The other thing that makes Kierkegaard relevant is his way of writing philosophy. The Good Place very rarely tells you what to think. It brings up a lot of concepts from moral philosophy, but I really don’t think we’re meant to take any of them as The Answer. Rather, we’re supposed to weigh them against each other, and find some parts more convincing than others. Whatever sort of moral teaching you get from the show is going to come from the grappling with of all these different contradictory viewpoints…. And this was also Kierkegaard’s signature move. He didn’t release most of his books under the name Kierkegaard: instead they were written by Johannes this Silencio, or Simplicus Simplicius, or some other colorful pseudonym. You’re supposed be convinced by them only up to a point, but also to find them lacking: there are big glaring holes in all of Kierkegaard’s philosophical systems (or at least Kierkegaard thought so). This leads to frustration, which leads you on to the next book, and the next, until eventually — disgusted with all philosophical systems — you take your own leap into faith, arriving at something kind of like an existentially considered religious orthodoxy.
This is also super-relevant to tonight’s The Good Place! In Michael’s roast, it’s the self-conscious mistakes that he makes that lead Eleanor to his secret plan. Of course, his reason for not speaking clearly is a little different from Kierkegaard’s, but it’s the same basic idea.
• Ted Danson is so consistently next-level on this show. The central set-piece of this episode is his comedy roast of the humans, which is notable for not actually containing any jokes.

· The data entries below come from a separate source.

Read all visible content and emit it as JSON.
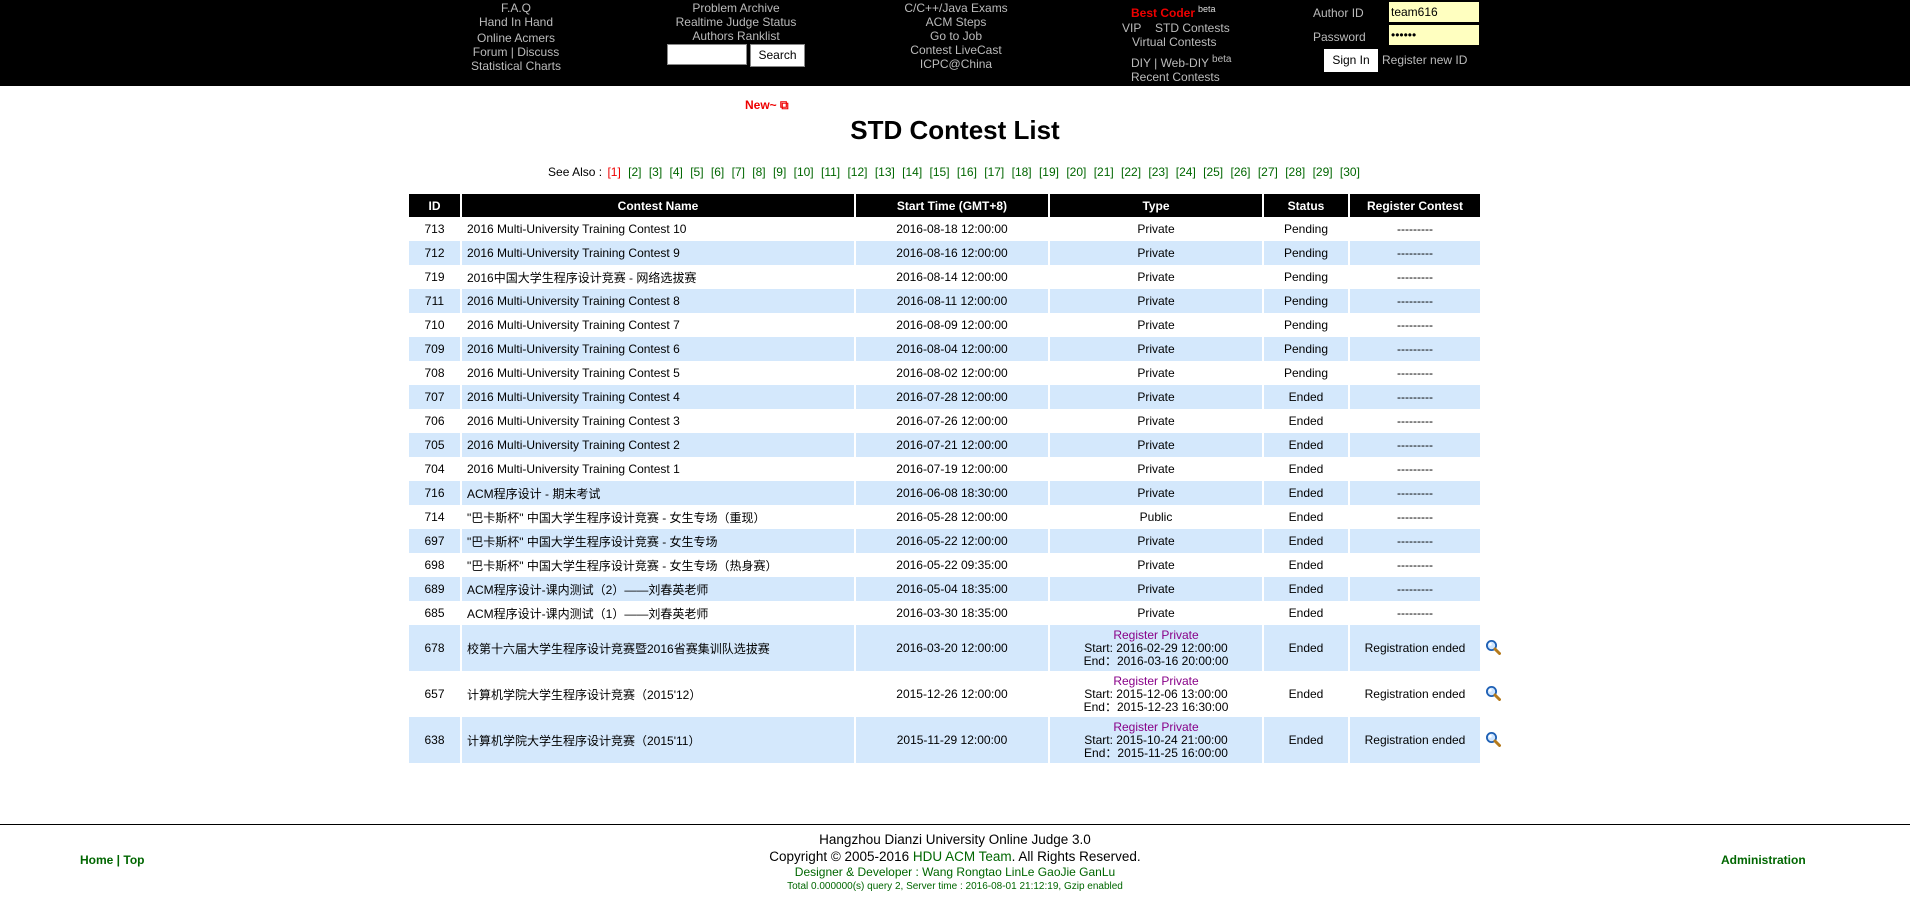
{
  "header": {
    "col1": [
      "F.A.Q",
      "Hand In Hand",
      "Online Acmers",
      "Forum | Discuss",
      "Statistical Charts"
    ],
    "col2": [
      "Problem Archive",
      "Realtime Judge Status",
      "Authors Ranklist"
    ],
    "search_label": "Search",
    "col3": [
      "C/C++/Java Exams",
      "ACM Steps",
      "Go to Job",
      "Contest LiveCast",
      "ICPC@China"
    ],
    "best_coder": "Best Coder",
    "best_coder_sup": "beta",
    "col4_vip": "VIP",
    "col4_std": "STD Contests",
    "col4_virtual": "Virtual Contests",
    "col4_diy": "DIY | Web-DIY",
    "col4_diy_sup": "beta",
    "col4_recent": "Recent Contests",
    "author_id_label": "Author ID",
    "author_id_value": "team616",
    "password_label": "Password",
    "password_value": "••••••",
    "sign_in": "Sign In",
    "register": "Register new ID"
  },
  "new_tag": "New~ ⧉",
  "page_title": "STD Contest List",
  "see_also_label": "See Also :",
  "pages": [
    "[1]",
    "[2]",
    "[3]",
    "[4]",
    "[5]",
    "[6]",
    "[7]",
    "[8]",
    "[9]",
    "[10]",
    "[11]",
    "[12]",
    "[13]",
    "[14]",
    "[15]",
    "[16]",
    "[17]",
    "[18]",
    "[19]",
    "[20]",
    "[21]",
    "[22]",
    "[23]",
    "[24]",
    "[25]",
    "[26]",
    "[27]",
    "[28]",
    "[29]",
    "[30]"
  ],
  "current_page": "[1]",
  "columns": [
    "ID",
    "Contest Name",
    "Start Time (GMT+8)",
    "Type",
    "Status",
    "Register Contest"
  ],
  "rows": [
    {
      "id": "713",
      "name": "2016 Multi-University Training Contest 10",
      "start": "2016-08-18 12:00:00",
      "type": "Private",
      "status": "Pending",
      "reg": "---------"
    },
    {
      "id": "712",
      "name": "2016 Multi-University Training Contest 9",
      "start": "2016-08-16 12:00:00",
      "type": "Private",
      "status": "Pending",
      "reg": "---------"
    },
    {
      "id": "719",
      "name": "2016中国大学生程序设计竞赛 - 网络选拔赛",
      "start": "2016-08-14 12:00:00",
      "type": "Private",
      "status": "Pending",
      "reg": "---------"
    },
    {
      "id": "711",
      "name": "2016 Multi-University Training Contest 8",
      "start": "2016-08-11 12:00:00",
      "type": "Private",
      "status": "Pending",
      "reg": "---------"
    },
    {
      "id": "710",
      "name": "2016 Multi-University Training Contest 7",
      "start": "2016-08-09 12:00:00",
      "type": "Private",
      "status": "Pending",
      "reg": "---------"
    },
    {
      "id": "709",
      "name": "2016 Multi-University Training Contest 6",
      "start": "2016-08-04 12:00:00",
      "type": "Private",
      "status": "Pending",
      "reg": "---------"
    },
    {
      "id": "708",
      "name": "2016 Multi-University Training Contest 5",
      "start": "2016-08-02 12:00:00",
      "type": "Private",
      "status": "Pending",
      "reg": "---------"
    },
    {
      "id": "707",
      "name": "2016 Multi-University Training Contest 4",
      "start": "2016-07-28 12:00:00",
      "type": "Private",
      "status": "Ended",
      "reg": "---------"
    },
    {
      "id": "706",
      "name": "2016 Multi-University Training Contest 3",
      "start": "2016-07-26 12:00:00",
      "type": "Private",
      "status": "Ended",
      "reg": "---------"
    },
    {
      "id": "705",
      "name": "2016 Multi-University Training Contest 2",
      "start": "2016-07-21 12:00:00",
      "type": "Private",
      "status": "Ended",
      "reg": "---------"
    },
    {
      "id": "704",
      "name": "2016 Multi-University Training Contest 1",
      "start": "2016-07-19 12:00:00",
      "type": "Private",
      "status": "Ended",
      "reg": "---------"
    },
    {
      "id": "716",
      "name": "ACM程序设计 - 期末考试",
      "start": "2016-06-08 18:30:00",
      "type": "Private",
      "status": "Ended",
      "reg": "---------"
    },
    {
      "id": "714",
      "name": "\"巴卡斯杯\" 中国大学生程序设计竞赛 - 女生专场（重现）",
      "start": "2016-05-28 12:00:00",
      "type": "Public",
      "status": "Ended",
      "reg": "---------"
    },
    {
      "id": "697",
      "name": "\"巴卡斯杯\" 中国大学生程序设计竞赛 - 女生专场",
      "start": "2016-05-22 12:00:00",
      "type": "Private",
      "status": "Ended",
      "reg": "---------"
    },
    {
      "id": "698",
      "name": "\"巴卡斯杯\" 中国大学生程序设计竞赛 - 女生专场（热身赛）",
      "start": "2016-05-22 09:35:00",
      "type": "Private",
      "status": "Ended",
      "reg": "---------"
    },
    {
      "id": "689",
      "name": "ACM程序设计-课内测试（2）——刘春英老师",
      "start": "2016-05-04 18:35:00",
      "type": "Private",
      "status": "Ended",
      "reg": "---------"
    },
    {
      "id": "685",
      "name": "ACM程序设计-课内测试（1）——刘春英老师",
      "start": "2016-03-30 18:35:00",
      "type": "Private",
      "status": "Ended",
      "reg": "---------"
    }
  ],
  "reg_rows": [
    {
      "id": "678",
      "name": "校第十六届大学生程序设计竞赛暨2016省赛集训队选拔赛",
      "start": "2016-03-20 12:00:00",
      "type": "Register Private",
      "reg_start": "Start: 2016-02-29 12:00:00",
      "reg_end": "End：2016-03-16 20:00:00",
      "status": "Ended",
      "reg": "Registration ended"
    },
    {
      "id": "657",
      "name": "计算机学院大学生程序设计竞赛（2015'12）",
      "start": "2015-12-26 12:00:00",
      "type": "Register Private",
      "reg_start": "Start: 2015-12-06 13:00:00",
      "reg_end": "End：2015-12-23 16:30:00",
      "status": "Ended",
      "reg": "Registration ended"
    },
    {
      "id": "638",
      "name": "计算机学院大学生程序设计竞赛（2015'11）",
      "start": "2015-11-29 12:00:00",
      "type": "Register Private",
      "reg_start": "Start: 2015-10-24 21:00:00",
      "reg_end": "End：2015-11-25 16:00:00",
      "status": "Ended",
      "reg": "Registration ended"
    }
  ],
  "footer": {
    "home": "Home",
    "sep": " | ",
    "top": "Top",
    "line1": "Hangzhou Dianzi University Online Judge 3.0",
    "line2_pre": "Copyright © 2005-2016 ",
    "line2_link": "HDU ACM Team",
    "line2_post": ". All Rights Reserved.",
    "line3": "Designer & Developer : Wang Rongtao LinLe GaoJie GanLu",
    "line4": "Total 0.000000(s) query 2, Server time : 2016-08-01 21:12:19, Gzip enabled",
    "admin": "Administration"
  },
  "colors": {
    "green": "#006600",
    "red": "#cc0033",
    "purple": "#880088",
    "row_blue": "#d4e8fc"
  }
}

And yet I giggled straight through it, even though, thanks to the flashbacks, they ended up playing it for us twice.
• I’m just slightly worried that Showalter et. al. are forgetting how to write for Tahani. The running gag about her name-dropping celebrities hasn’t lost its charm yet (partially because the writers have managed to make them increasingly ridiculous — tonight’s Pippa Middleton and Russel Crowe gags were particular standouts — and partially because Jameela Jamil has been killing the delivery). But I felt like there was more going on with her character in the first season… perhaps Tahani, more than any of the other characters, worked better back when she thought of herself as good?
• Upon further reflection, though, Tahani’s “ten-stone griddle chip” line was also pretty choice.
Philosophers Mentioned: What’s-his-name. The dude! The super depressing religious guy, the real buzzkill whose name I can never remember. Keebler’s? Karr… Kyra… Sedgewick?
Jacksonville References: The Jacksonville Jaguars, and how all they need is a defense and an offense and some rule changes.